She never removed a limb. People who had been bitten said that she wrestled with your appendage just enough to scare you—and leave a very distinct scar. A person with a dotted half-moon scar was not spoken to. It was an unspoken rule.

The administration wanted to control the shark at first, but they couldn’t ever find it. They would ask Mother of Sharks.

The president of JMU would be flanked his staff, wearing a purple dress shirt and no tie and trying his best not to flinch every time the willow branches brushed against him.

“Where is your shark?” they would ask her. She would wrap her arms around her knees and address them calmly.

“I don’t know.”

The president would smile just a little bit tighter.

“It is your shark, correct?”

Mother of Sharks would shrug.

“She’s followed me around my whole life.”

“Then you have to know where she is.”

Mother of Sharks would shrug again. The president’s smile would grow grotesque.

“You have to understand that she endangers students.”

“Only the bad ones.”

The president never learned how to respond to that.

The shark investigation stopped when the vice Dean of Students was caught with a half-moon scar on his left arm and promptly fired.

If you listened closely, you could hear Mother of Sharks talking while she and her shark cuddled. The shark would purr, and Mother of Sharks would whisper.

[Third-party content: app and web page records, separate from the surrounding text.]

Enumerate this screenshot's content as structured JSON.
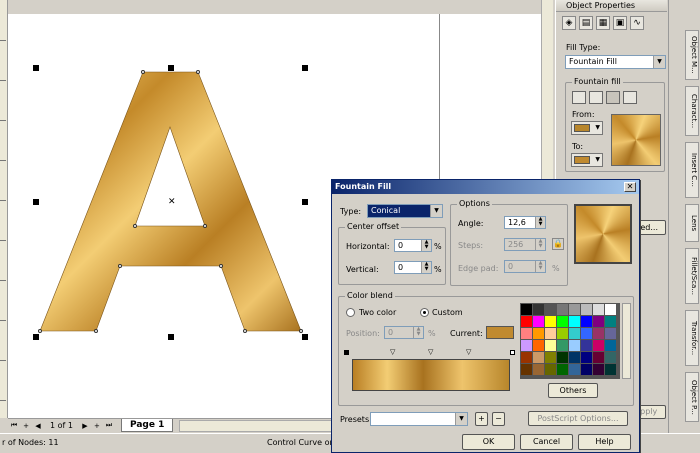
{
  "docker": {
    "title": "Object Properties",
    "fill_type_label": "Fill Type:",
    "fill_type_value": "Fountain Fill",
    "fountain_fill_label": "Fountain fill",
    "from_label": "From:",
    "to_label": "To:",
    "advanced_button": "ced...",
    "apply_button": "Apply",
    "from_color": "#b8862b",
    "to_color": "#c08a30"
  },
  "side_tabs": [
    "Object M...",
    "Charact...",
    "Insert C...",
    "Lens",
    "Fillet/Sca...",
    "Transfor...",
    "Object P..."
  ],
  "canvas": {
    "page_counter": "1 of 1",
    "page_tab": "Page 1"
  },
  "status": {
    "left": "r of Nodes: 11",
    "right": "Control Curve on"
  },
  "dialog": {
    "title": "Fountain Fill",
    "close": "✕",
    "type_label": "Type:",
    "type_value": "Conical",
    "center_offset_label": "Center offset",
    "horizontal_label": "Horizontal:",
    "horizontal_value": "0",
    "vertical_label": "Vertical:",
    "vertical_value": "0",
    "percent": "%",
    "options_label": "Options",
    "angle_label": "Angle:",
    "angle_value": "12,6",
    "steps_label": "Steps:",
    "steps_value": "256",
    "edge_pad_label": "Edge pad:",
    "edge_pad_value": "0",
    "color_blend_label": "Color blend",
    "two_color_label": "Two color",
    "custom_label": "Custom",
    "position_label": "Position:",
    "position_value": "0",
    "current_label": "Current:",
    "current_color": "#c08a30",
    "others_button": "Others",
    "presets_label": "Presets:",
    "presets_value": "",
    "postscript_button": "PostScript Options...",
    "ok_button": "OK",
    "cancel_button": "Cancel",
    "help_button": "Help",
    "add_preset": "+",
    "remove_preset": "−"
  }
}
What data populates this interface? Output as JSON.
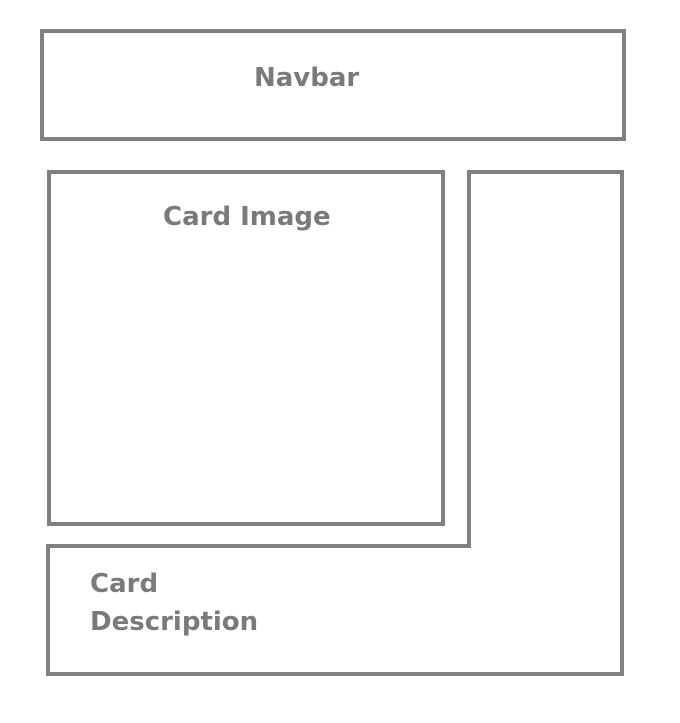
{
  "navbar": {
    "label": "Navbar"
  },
  "card": {
    "image_label": "Card Image",
    "description_label_line1": "Card",
    "description_label_line2": "Description"
  },
  "colors": {
    "stroke": "#808080",
    "text": "#7a7a7a",
    "background": "#ffffff"
  }
}
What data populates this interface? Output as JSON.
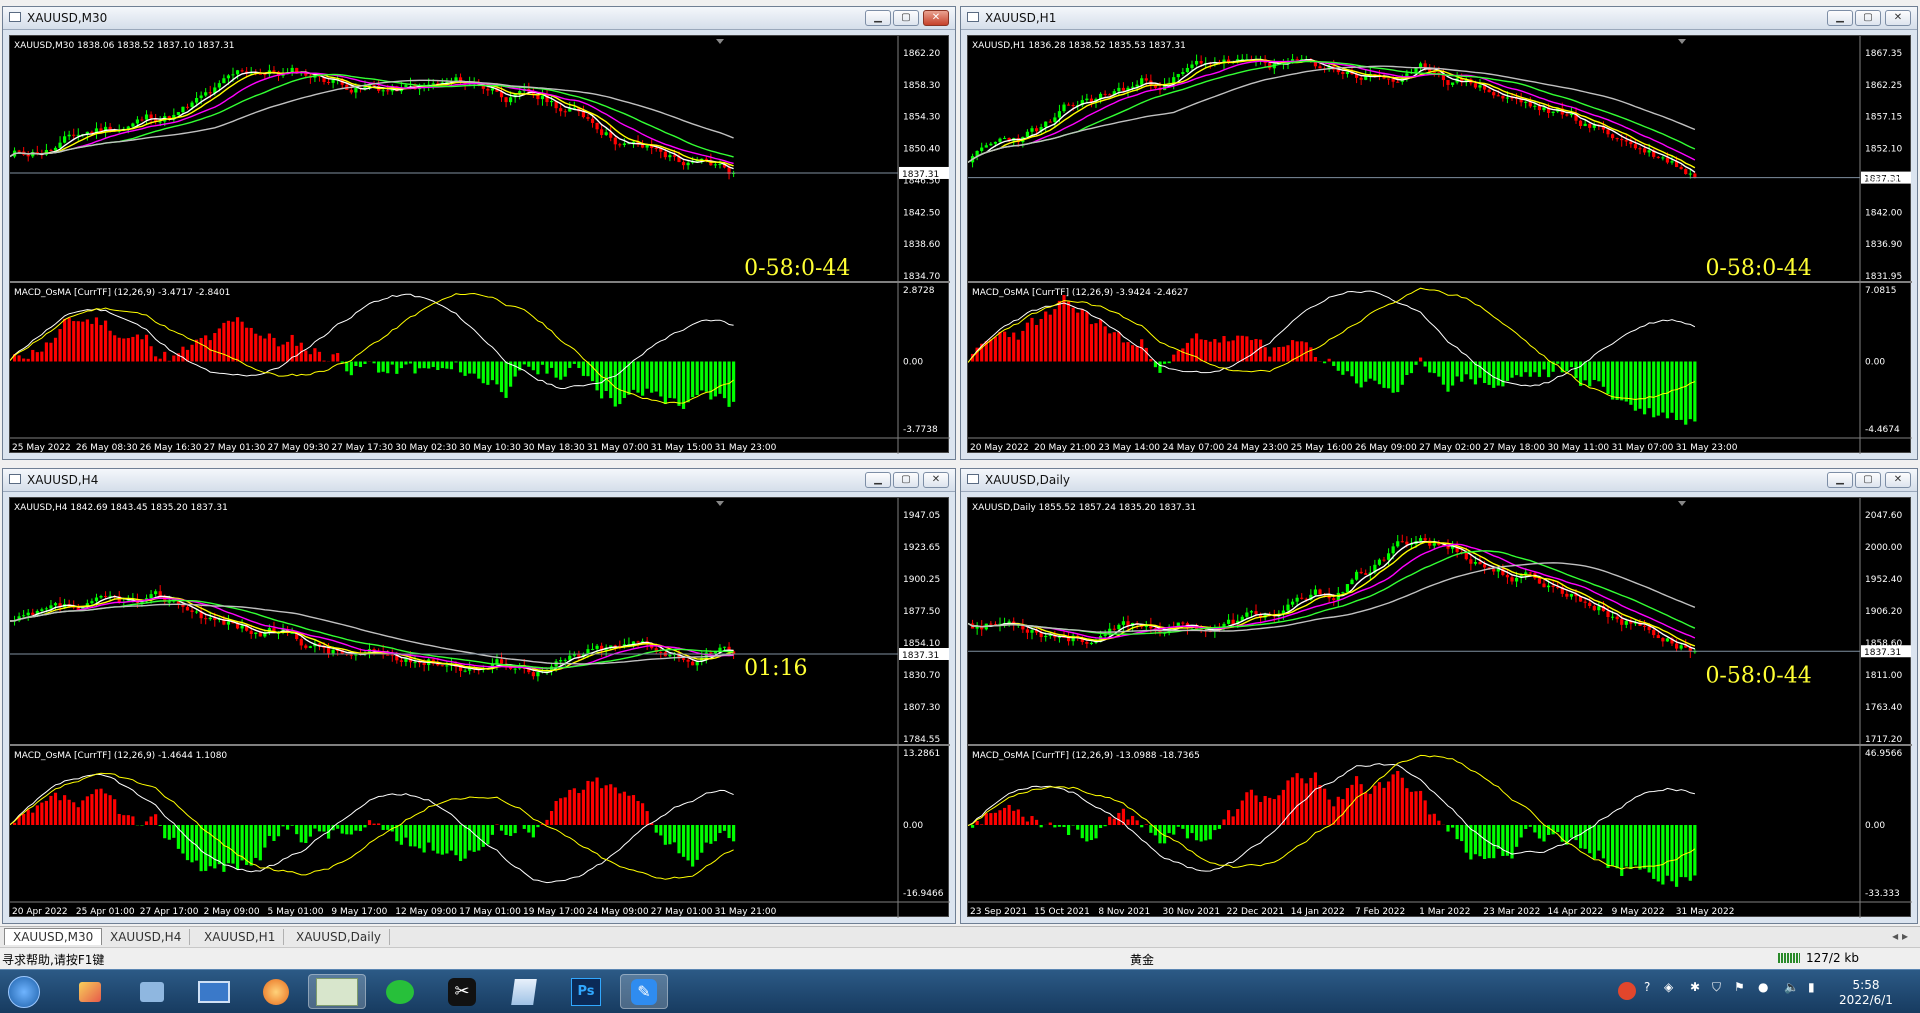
{
  "windows": [
    {
      "id": "w1",
      "title": "XAUUSD,M30",
      "symbol_line": "XAUUSD,M30  1838.06 1838.52 1837.10 1837.31",
      "price_labels": [
        "1862.20",
        "1858.30",
        "1854.30",
        "1850.40",
        "1846.50",
        "1842.50",
        "1838.60",
        "1834.70"
      ],
      "current_price": "1837.31",
      "macd_line": "MACD_OsMA [CurrTF] (12,26,9) -3.4717 -2.8401",
      "macd_labels": [
        "2.8728",
        "0.00",
        "-3.7738"
      ],
      "x_labels": [
        "25 May 2022",
        "26 May 08:30",
        "26 May 16:30",
        "27 May 01:30",
        "27 May 09:30",
        "27 May 17:30",
        "30 May 02:30",
        "30 May 10:30",
        "30 May 18:30",
        "31 May 07:00",
        "31 May 15:00",
        "31 May 23:00"
      ],
      "timer": "0-58:0-44",
      "close_red": true,
      "seed": 11,
      "trend": "up-then-down"
    },
    {
      "id": "w2",
      "title": "XAUUSD,H1",
      "symbol_line": "XAUUSD,H1  1836.28 1838.52 1835.53 1837.31",
      "price_labels": [
        "1867.35",
        "1862.25",
        "1857.15",
        "1852.10",
        "1847.10",
        "1842.00",
        "1836.90",
        "1831.95"
      ],
      "current_price": "1837.31",
      "macd_line": "MACD_OsMA [CurrTF] (12,26,9) -3.9424 -2.4627",
      "macd_labels": [
        "7.0815",
        "0.00",
        "-4.4674"
      ],
      "x_labels": [
        "20 May 2022",
        "20 May 21:00",
        "23 May 14:00",
        "24 May 07:00",
        "24 May 23:00",
        "25 May 16:00",
        "26 May 09:00",
        "27 May 02:00",
        "27 May 18:00",
        "30 May 11:00",
        "31 May 07:00",
        "31 May 23:00"
      ],
      "timer": "0-58:0-44",
      "close_red": false,
      "seed": 23,
      "trend": "up-then-down"
    },
    {
      "id": "w3",
      "title": "XAUUSD,H4",
      "symbol_line": "XAUUSD,H4  1842.69 1843.45 1835.20 1837.31",
      "price_labels": [
        "1947.05",
        "1923.65",
        "1900.25",
        "1877.50",
        "1854.10",
        "1830.70",
        "1807.30",
        "1784.55"
      ],
      "current_price": "1837.31",
      "macd_line": "MACD_OsMA [CurrTF] (12,26,9) -1.4644 1.1080",
      "macd_labels": [
        "13.2861",
        "0.00",
        "-16.9466"
      ],
      "x_labels": [
        "20 Apr 2022",
        "25 Apr 01:00",
        "27 Apr 17:00",
        "2 May 09:00",
        "5 May 01:00",
        "9 May 17:00",
        "12 May 09:00",
        "17 May 01:00",
        "19 May 17:00",
        "24 May 09:00",
        "27 May 01:00",
        "31 May 21:00"
      ],
      "timer": "01:16",
      "close_red": false,
      "seed": 37,
      "trend": "down-then-flat"
    },
    {
      "id": "w4",
      "title": "XAUUSD,Daily",
      "symbol_line": "XAUUSD,Daily  1855.52 1857.24 1835.20 1837.31",
      "price_labels": [
        "2047.60",
        "2000.00",
        "1952.40",
        "1906.20",
        "1858.60",
        "1811.00",
        "1763.40",
        "1717.20"
      ],
      "current_price": "1837.31",
      "macd_line": "MACD_OsMA [CurrTF] (12,26,9) -13.0988 -18.7365",
      "macd_labels": [
        "46.9566",
        "0.00",
        "-33.333"
      ],
      "x_labels": [
        "23 Sep 2021",
        "15 Oct 2021",
        "8 Nov 2021",
        "30 Nov 2021",
        "22 Dec 2021",
        "14 Jan 2022",
        "7 Feb 2022",
        "1 Mar 2022",
        "23 Mar 2022",
        "14 Apr 2022",
        "9 May 2022",
        "31 May 2022"
      ],
      "timer": "0-58:0-44",
      "close_red": false,
      "seed": 53,
      "trend": "flat-peak-down"
    }
  ],
  "tabs": [
    "XAUUSD,M30",
    "XAUUSD,H4",
    "XAUUSD,H1",
    "XAUUSD,Daily"
  ],
  "status": {
    "help": "寻求帮助,请按F1键",
    "instrument": "黄金",
    "traffic": "127/2 kb"
  },
  "clock": {
    "time": "5:58",
    "date": "2022/6/1"
  },
  "colors": {
    "bull": "#00ff00",
    "bear": "#ff0000",
    "ma_fast": "#ffffff",
    "ma_yellow": "#ffff00",
    "ma_magenta": "#ff00ff",
    "ma_green": "#33ff33",
    "ma_gray": "#c0c0c0",
    "timer": "#ffff33"
  },
  "taskbar_icons": [
    "start-orb-icon",
    "paint-icon",
    "contacts-icon",
    "desktop-icon",
    "browser-icon",
    "metatrader-icon",
    "wechat-icon",
    "capcut-icon",
    "notes-icon",
    "photoshop-icon",
    "edit-icon"
  ]
}
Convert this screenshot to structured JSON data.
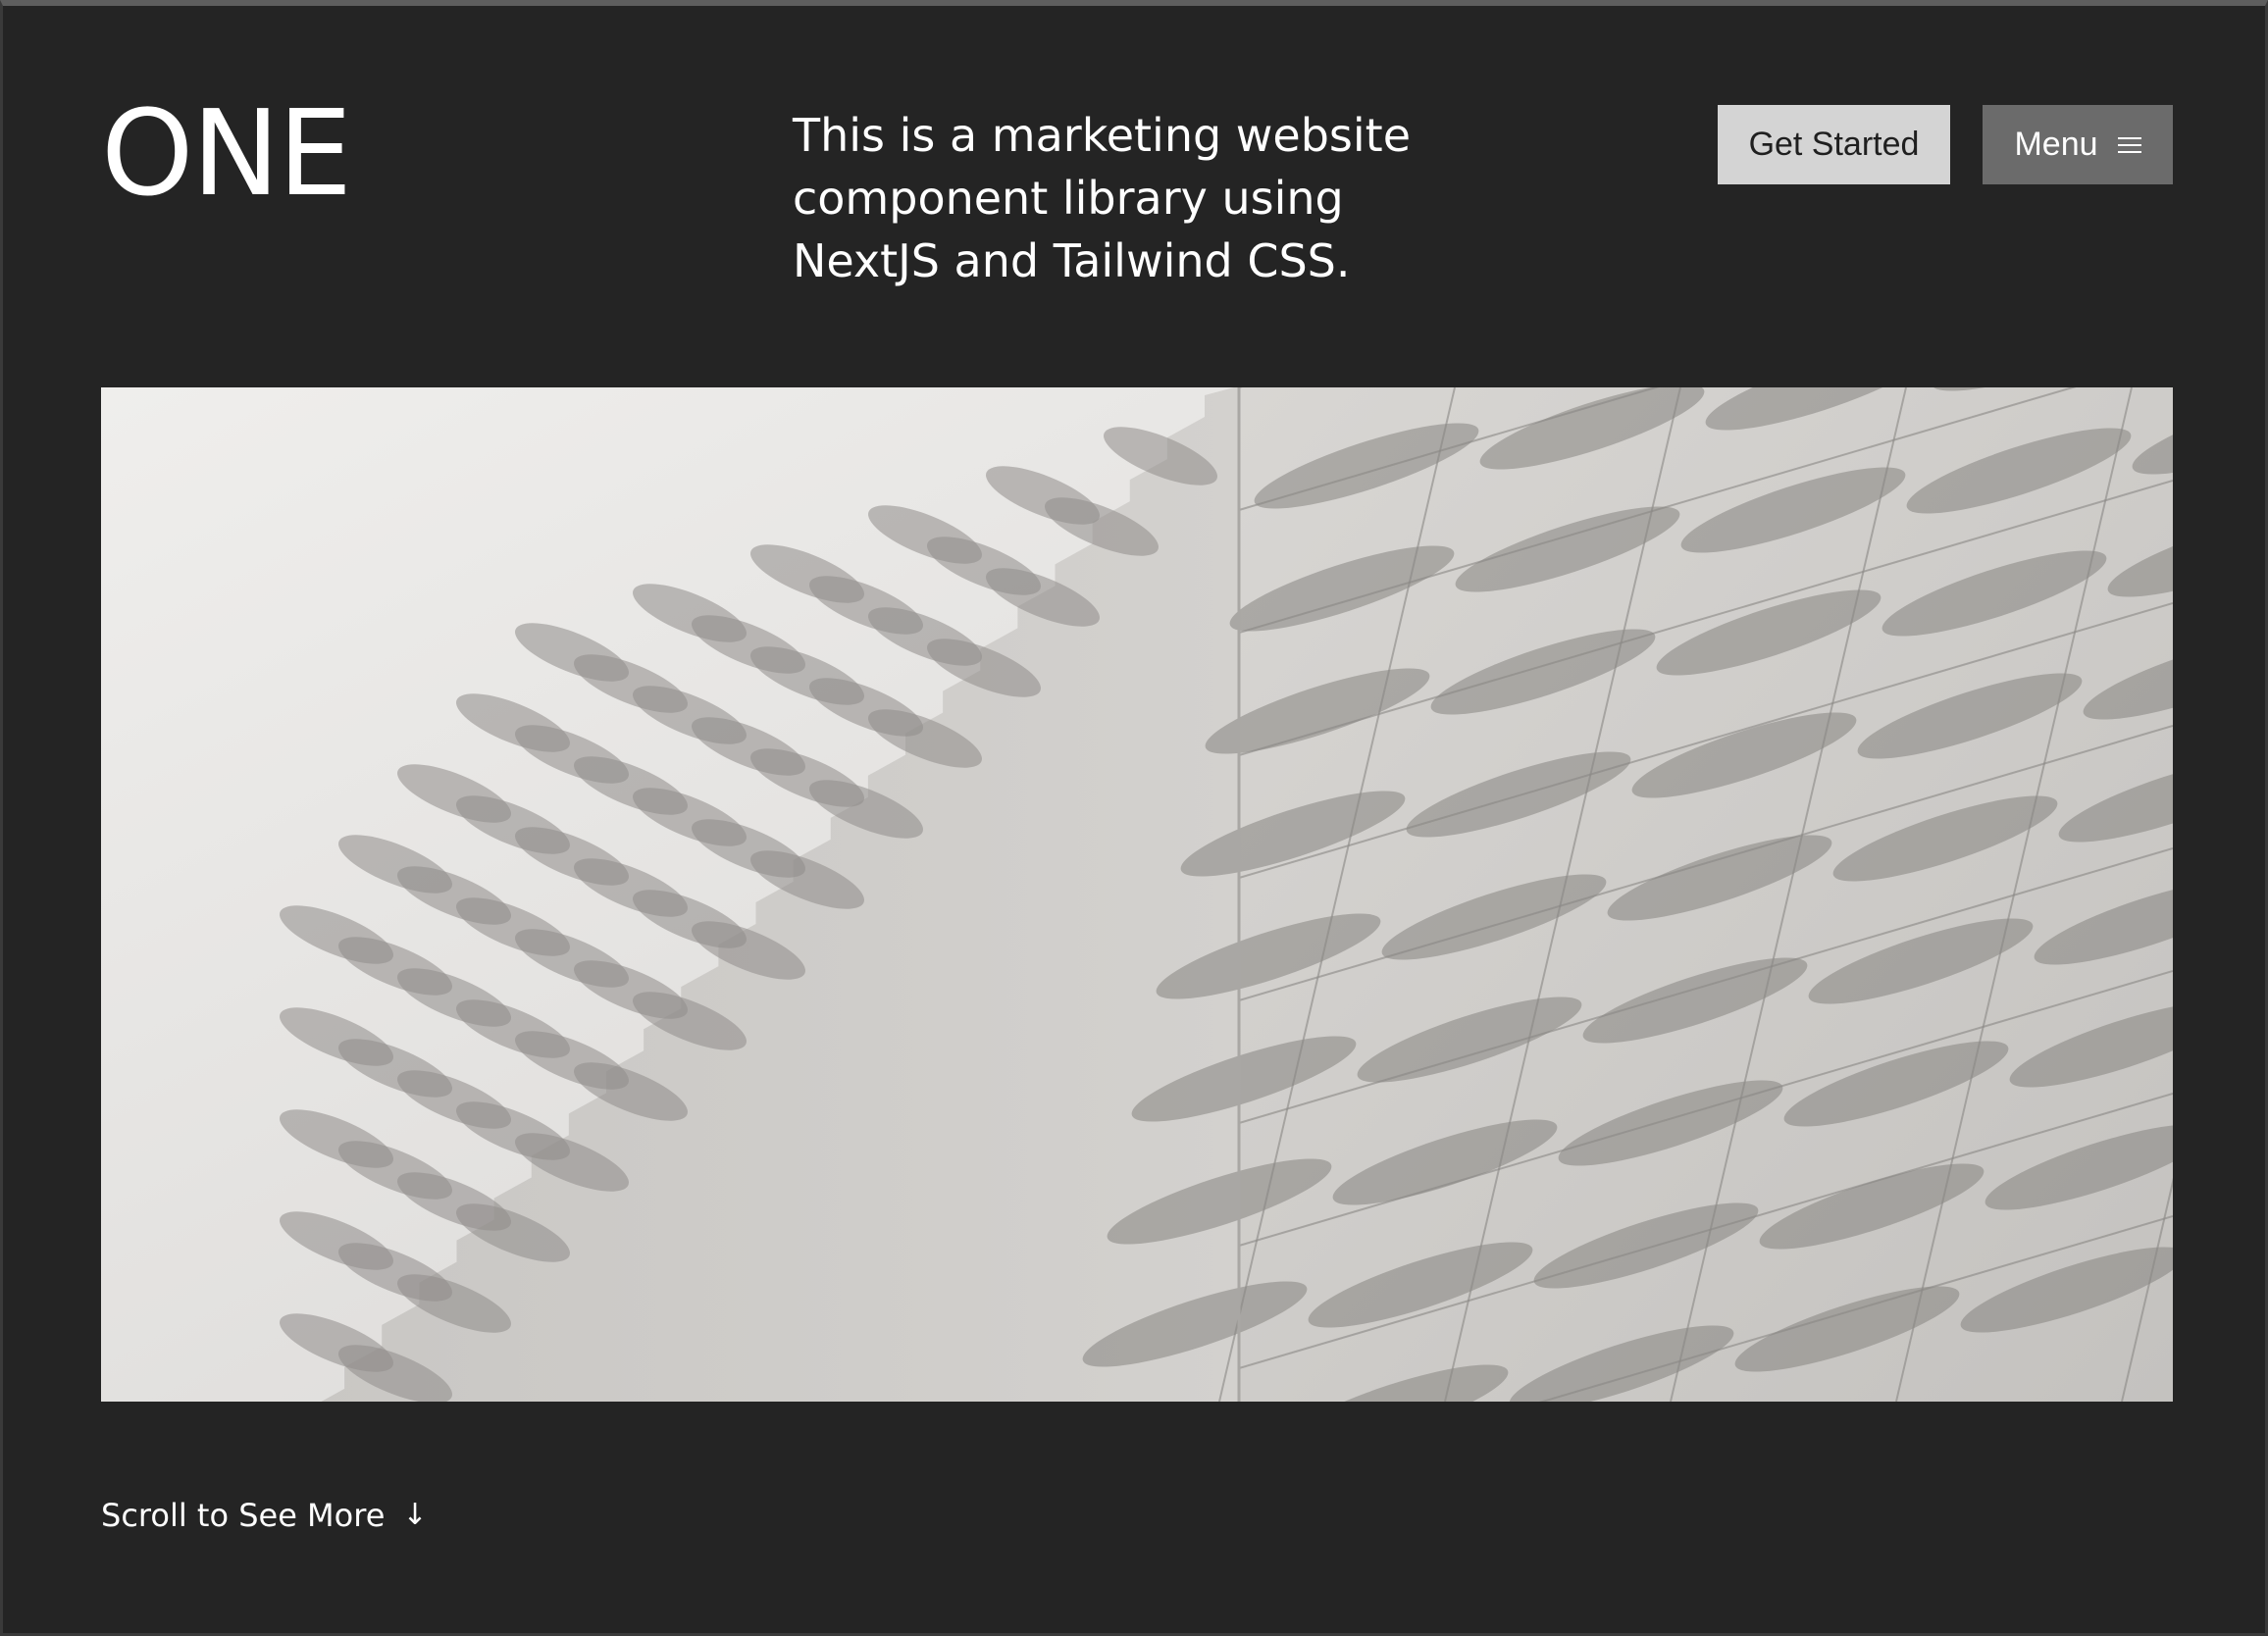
{
  "brand": {
    "logo": "ONE"
  },
  "hero": {
    "tagline": "This is a marketing website component library using NextJS and Tailwind CSS."
  },
  "nav": {
    "get_started_label": "Get Started",
    "menu_label": "Menu"
  },
  "image": {
    "subject": "building-facade-photo"
  },
  "footer": {
    "scroll_label": "Scroll to See More",
    "scroll_icon": "arrow-down-icon"
  },
  "colors": {
    "background": "#242424",
    "primary_button": "#d4d4d4",
    "secondary_button": "#6b6b6b",
    "text": "#ffffff"
  }
}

“Thank you, thank you for staying. Thank you for all you do. One day I’ll save you, too. One day I’ll give back to you. I’ll pay my debts.

“I’ll pay my debts.”